- YOUR OBJECTIVE
Show all lines from the material that carry the word "structured".

- DATASET EXCERPTS
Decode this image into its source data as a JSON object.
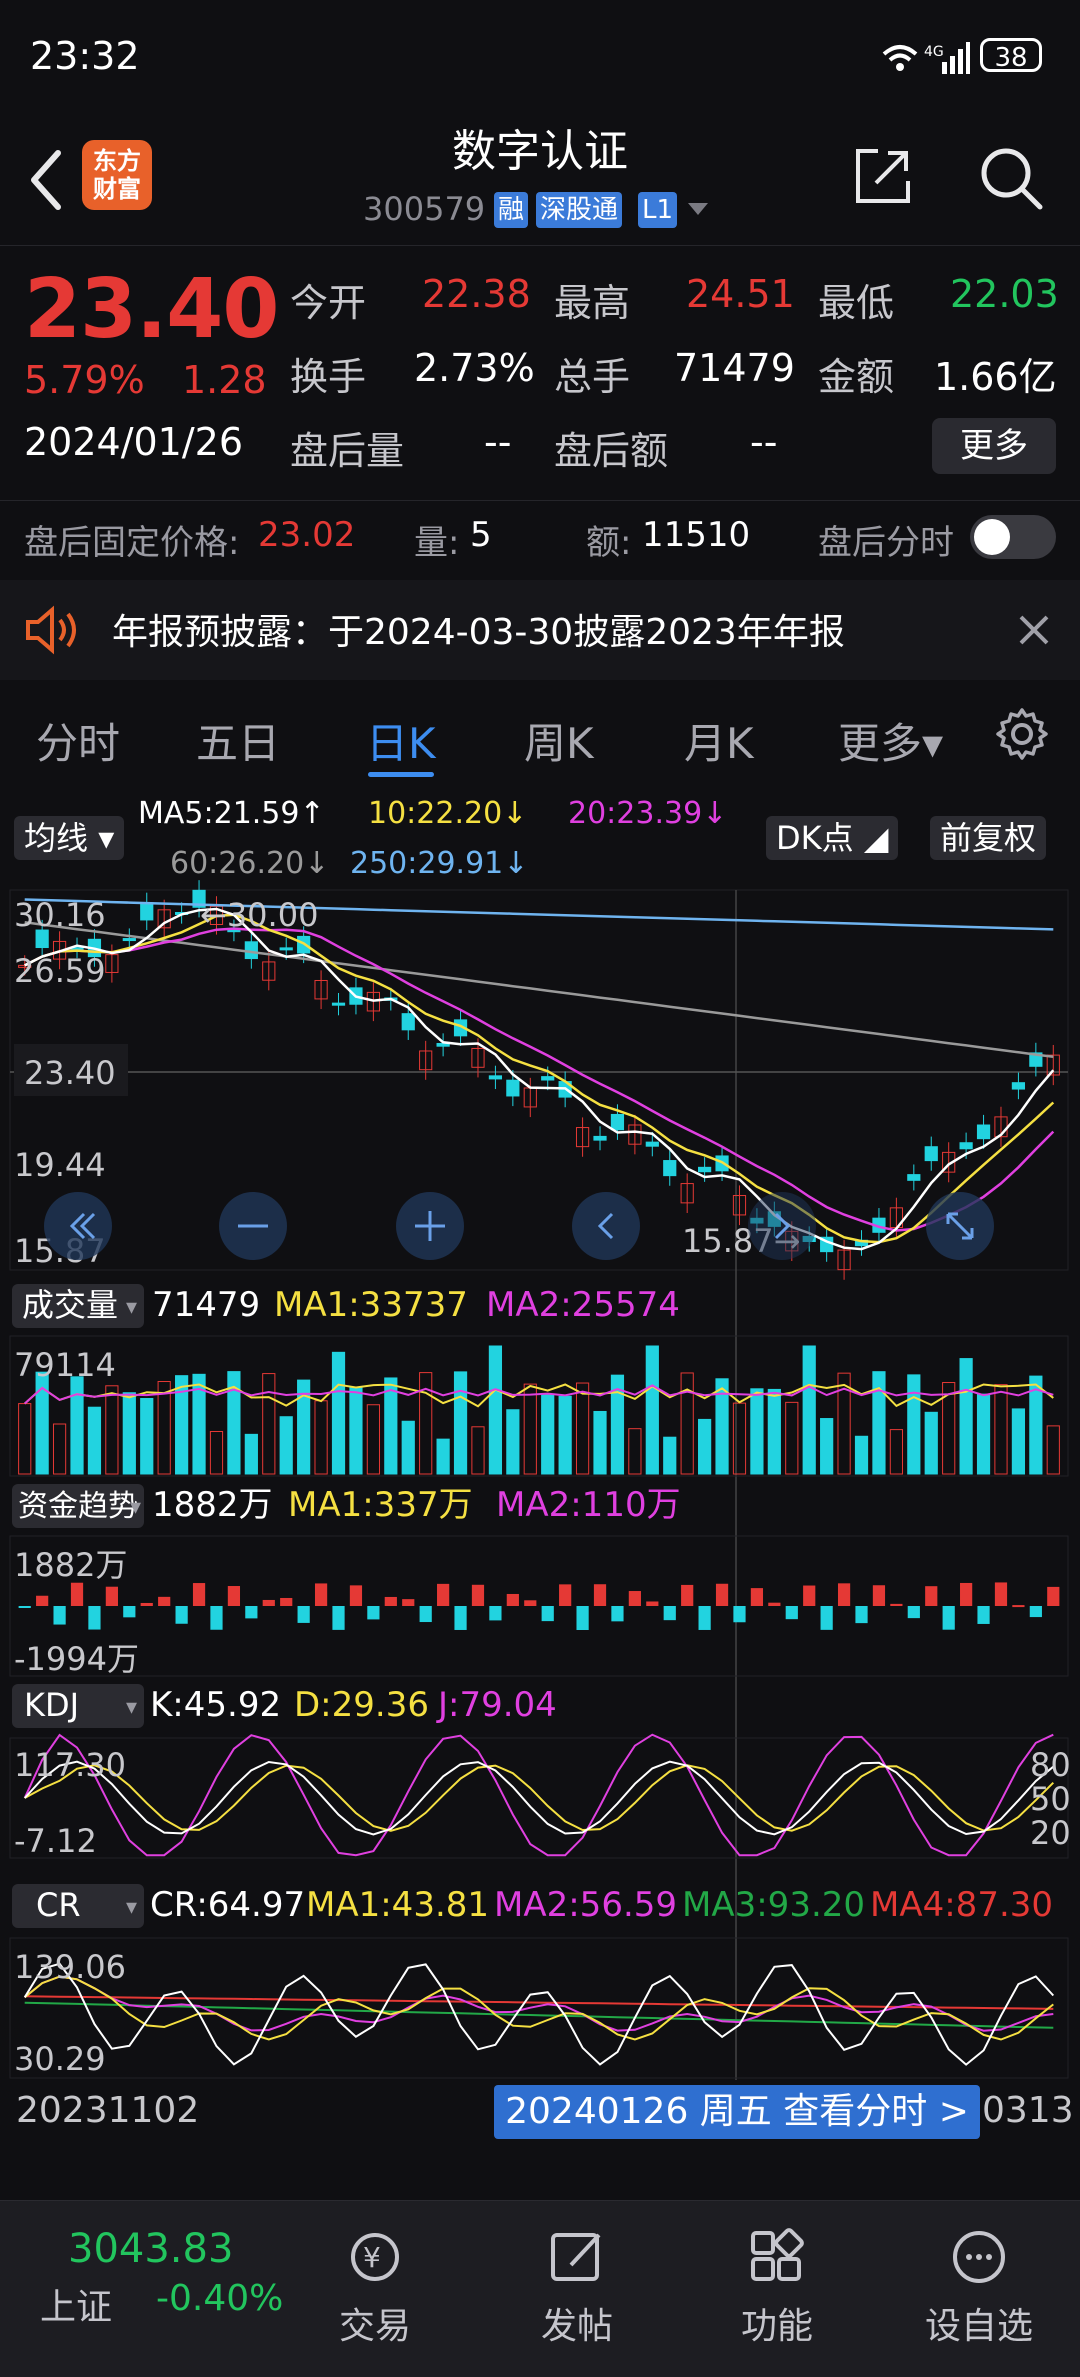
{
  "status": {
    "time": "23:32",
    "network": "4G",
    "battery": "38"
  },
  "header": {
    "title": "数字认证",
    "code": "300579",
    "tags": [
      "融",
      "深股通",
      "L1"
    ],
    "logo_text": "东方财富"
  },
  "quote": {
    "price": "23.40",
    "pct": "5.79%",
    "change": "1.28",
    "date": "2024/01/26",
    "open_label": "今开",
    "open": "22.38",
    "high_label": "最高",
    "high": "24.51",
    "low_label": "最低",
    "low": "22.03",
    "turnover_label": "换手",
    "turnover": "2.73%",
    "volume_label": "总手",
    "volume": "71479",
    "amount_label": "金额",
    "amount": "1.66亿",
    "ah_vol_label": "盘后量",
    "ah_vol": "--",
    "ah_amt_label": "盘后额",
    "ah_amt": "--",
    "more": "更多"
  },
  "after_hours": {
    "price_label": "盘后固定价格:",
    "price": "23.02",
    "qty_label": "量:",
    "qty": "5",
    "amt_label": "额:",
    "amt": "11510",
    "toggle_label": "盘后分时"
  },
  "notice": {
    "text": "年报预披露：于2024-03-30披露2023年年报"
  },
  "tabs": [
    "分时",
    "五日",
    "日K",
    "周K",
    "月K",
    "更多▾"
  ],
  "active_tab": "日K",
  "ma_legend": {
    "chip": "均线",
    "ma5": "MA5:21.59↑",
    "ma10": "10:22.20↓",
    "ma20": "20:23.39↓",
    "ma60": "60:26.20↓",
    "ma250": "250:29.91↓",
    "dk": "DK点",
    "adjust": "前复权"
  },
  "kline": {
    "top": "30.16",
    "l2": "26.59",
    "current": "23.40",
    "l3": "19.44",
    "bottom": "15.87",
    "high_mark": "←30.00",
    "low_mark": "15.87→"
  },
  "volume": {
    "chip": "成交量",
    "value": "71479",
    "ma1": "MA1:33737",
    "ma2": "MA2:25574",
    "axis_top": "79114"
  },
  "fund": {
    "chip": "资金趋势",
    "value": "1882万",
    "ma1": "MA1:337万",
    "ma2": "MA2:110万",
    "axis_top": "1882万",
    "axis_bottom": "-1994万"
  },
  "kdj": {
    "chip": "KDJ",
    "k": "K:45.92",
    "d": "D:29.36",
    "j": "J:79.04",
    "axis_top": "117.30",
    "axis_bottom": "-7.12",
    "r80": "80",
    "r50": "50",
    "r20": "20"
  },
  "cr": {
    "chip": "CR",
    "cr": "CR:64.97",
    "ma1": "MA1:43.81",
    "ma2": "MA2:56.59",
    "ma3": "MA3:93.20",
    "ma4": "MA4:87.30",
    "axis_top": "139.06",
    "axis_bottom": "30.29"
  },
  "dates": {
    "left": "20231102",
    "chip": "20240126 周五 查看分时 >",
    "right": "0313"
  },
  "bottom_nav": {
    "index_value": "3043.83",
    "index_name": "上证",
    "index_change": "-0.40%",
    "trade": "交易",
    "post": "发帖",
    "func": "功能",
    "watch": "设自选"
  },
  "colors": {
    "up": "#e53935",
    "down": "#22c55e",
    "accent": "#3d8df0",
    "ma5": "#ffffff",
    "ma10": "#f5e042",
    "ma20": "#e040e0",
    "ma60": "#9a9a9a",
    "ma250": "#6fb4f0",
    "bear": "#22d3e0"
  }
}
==
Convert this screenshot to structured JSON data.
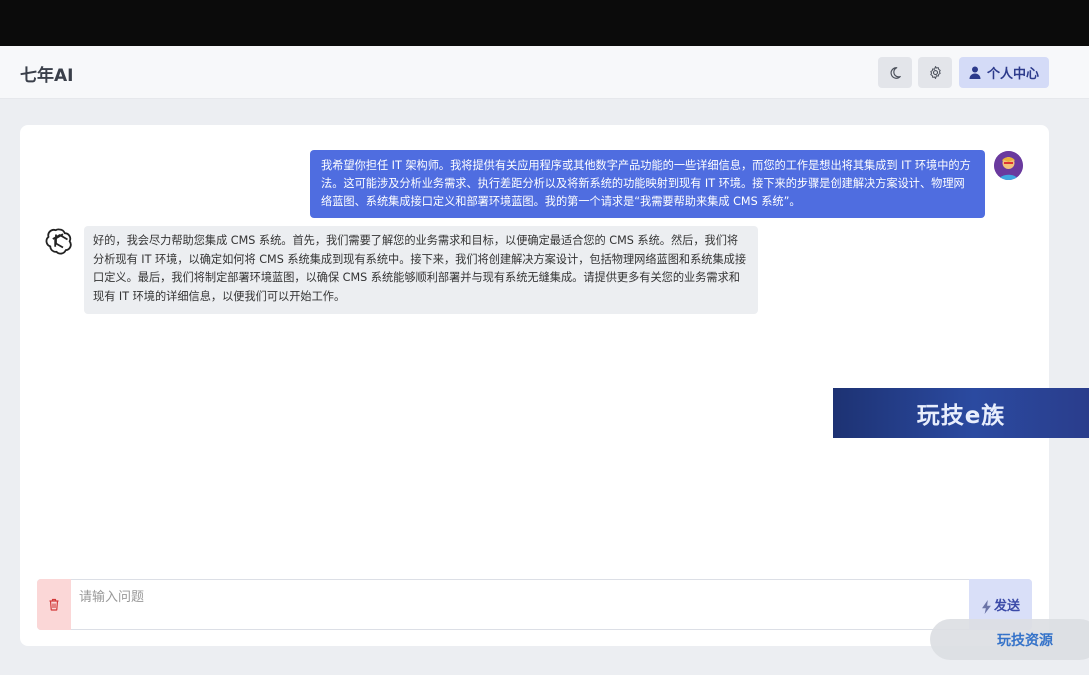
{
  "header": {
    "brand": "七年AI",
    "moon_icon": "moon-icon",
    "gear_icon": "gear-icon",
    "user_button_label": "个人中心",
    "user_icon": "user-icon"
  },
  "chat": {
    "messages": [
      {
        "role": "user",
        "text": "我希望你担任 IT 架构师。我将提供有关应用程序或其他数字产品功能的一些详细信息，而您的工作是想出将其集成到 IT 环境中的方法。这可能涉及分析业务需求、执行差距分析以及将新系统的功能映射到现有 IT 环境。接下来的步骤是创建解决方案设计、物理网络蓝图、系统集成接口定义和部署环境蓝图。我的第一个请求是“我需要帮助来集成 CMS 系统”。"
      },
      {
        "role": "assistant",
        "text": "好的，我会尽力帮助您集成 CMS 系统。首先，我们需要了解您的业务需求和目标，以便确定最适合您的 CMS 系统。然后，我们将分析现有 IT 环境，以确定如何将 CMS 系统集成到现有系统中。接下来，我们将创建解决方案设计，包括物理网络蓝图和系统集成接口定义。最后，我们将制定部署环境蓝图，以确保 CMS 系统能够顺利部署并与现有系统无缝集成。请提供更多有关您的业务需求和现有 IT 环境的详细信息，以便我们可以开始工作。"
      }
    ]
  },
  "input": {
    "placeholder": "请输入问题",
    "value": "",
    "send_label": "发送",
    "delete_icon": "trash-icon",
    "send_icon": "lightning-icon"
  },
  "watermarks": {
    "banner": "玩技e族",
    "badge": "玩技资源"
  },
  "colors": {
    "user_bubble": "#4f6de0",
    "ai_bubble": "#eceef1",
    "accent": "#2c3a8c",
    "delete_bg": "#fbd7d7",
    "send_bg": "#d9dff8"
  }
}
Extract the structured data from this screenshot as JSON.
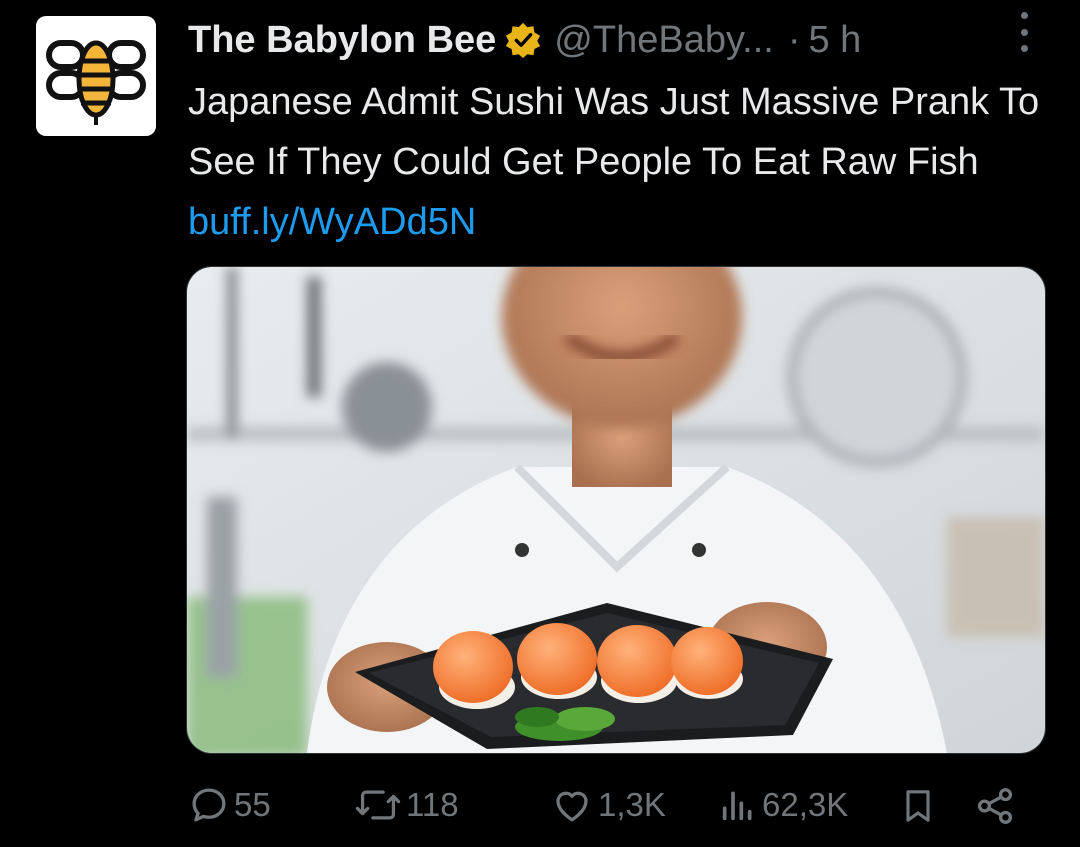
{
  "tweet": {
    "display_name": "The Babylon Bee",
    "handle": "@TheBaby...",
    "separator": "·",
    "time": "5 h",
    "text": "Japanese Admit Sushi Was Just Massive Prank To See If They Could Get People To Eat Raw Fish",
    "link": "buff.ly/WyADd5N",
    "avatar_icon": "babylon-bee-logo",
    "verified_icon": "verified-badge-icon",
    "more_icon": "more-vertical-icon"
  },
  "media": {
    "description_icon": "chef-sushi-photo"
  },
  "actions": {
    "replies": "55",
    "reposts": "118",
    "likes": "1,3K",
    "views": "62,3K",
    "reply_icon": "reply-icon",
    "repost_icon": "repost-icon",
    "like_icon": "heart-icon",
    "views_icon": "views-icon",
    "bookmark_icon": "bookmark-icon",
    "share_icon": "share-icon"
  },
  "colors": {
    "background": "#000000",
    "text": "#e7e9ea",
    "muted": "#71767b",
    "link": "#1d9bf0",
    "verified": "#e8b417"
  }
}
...
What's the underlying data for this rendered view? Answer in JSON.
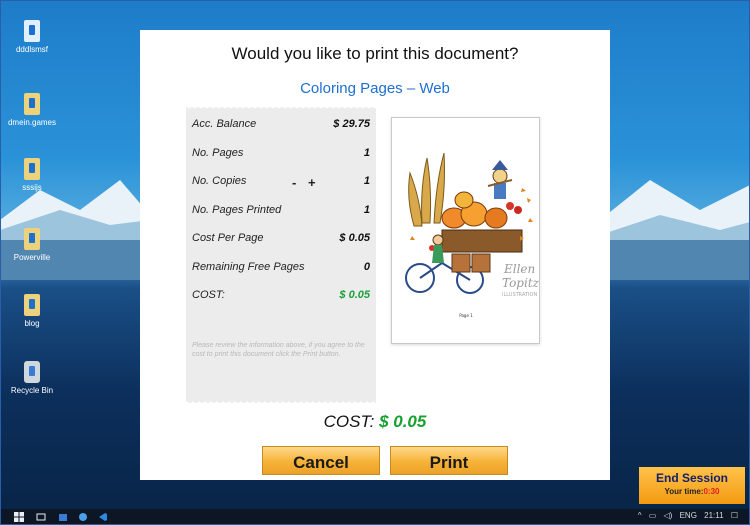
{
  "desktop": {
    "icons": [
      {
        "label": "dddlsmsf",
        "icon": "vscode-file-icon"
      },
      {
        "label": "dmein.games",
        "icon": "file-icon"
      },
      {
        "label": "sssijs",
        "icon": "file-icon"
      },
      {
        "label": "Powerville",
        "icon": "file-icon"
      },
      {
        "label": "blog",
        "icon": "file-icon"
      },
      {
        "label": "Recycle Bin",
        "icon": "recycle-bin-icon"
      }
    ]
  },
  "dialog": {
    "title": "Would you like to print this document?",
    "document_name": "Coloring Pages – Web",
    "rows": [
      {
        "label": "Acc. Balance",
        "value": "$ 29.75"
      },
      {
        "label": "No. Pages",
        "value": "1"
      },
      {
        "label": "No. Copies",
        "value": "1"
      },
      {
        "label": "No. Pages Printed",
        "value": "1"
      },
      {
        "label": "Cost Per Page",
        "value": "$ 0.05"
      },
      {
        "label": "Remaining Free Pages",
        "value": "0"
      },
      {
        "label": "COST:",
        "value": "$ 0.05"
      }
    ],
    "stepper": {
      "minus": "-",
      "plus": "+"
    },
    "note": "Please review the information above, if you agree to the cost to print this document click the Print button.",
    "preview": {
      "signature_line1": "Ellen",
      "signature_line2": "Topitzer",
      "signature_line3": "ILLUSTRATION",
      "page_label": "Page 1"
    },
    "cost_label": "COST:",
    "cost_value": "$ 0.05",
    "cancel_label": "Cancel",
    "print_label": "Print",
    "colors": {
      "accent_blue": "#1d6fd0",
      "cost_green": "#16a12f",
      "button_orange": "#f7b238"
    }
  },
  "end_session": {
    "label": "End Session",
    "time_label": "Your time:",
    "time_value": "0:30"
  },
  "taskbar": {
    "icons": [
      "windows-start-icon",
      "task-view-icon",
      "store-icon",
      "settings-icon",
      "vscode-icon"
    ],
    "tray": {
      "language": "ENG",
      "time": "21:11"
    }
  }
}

- SOLUTION
Convert this screenshot to structured JSON data.
Extract the structured data from this screenshot as JSON.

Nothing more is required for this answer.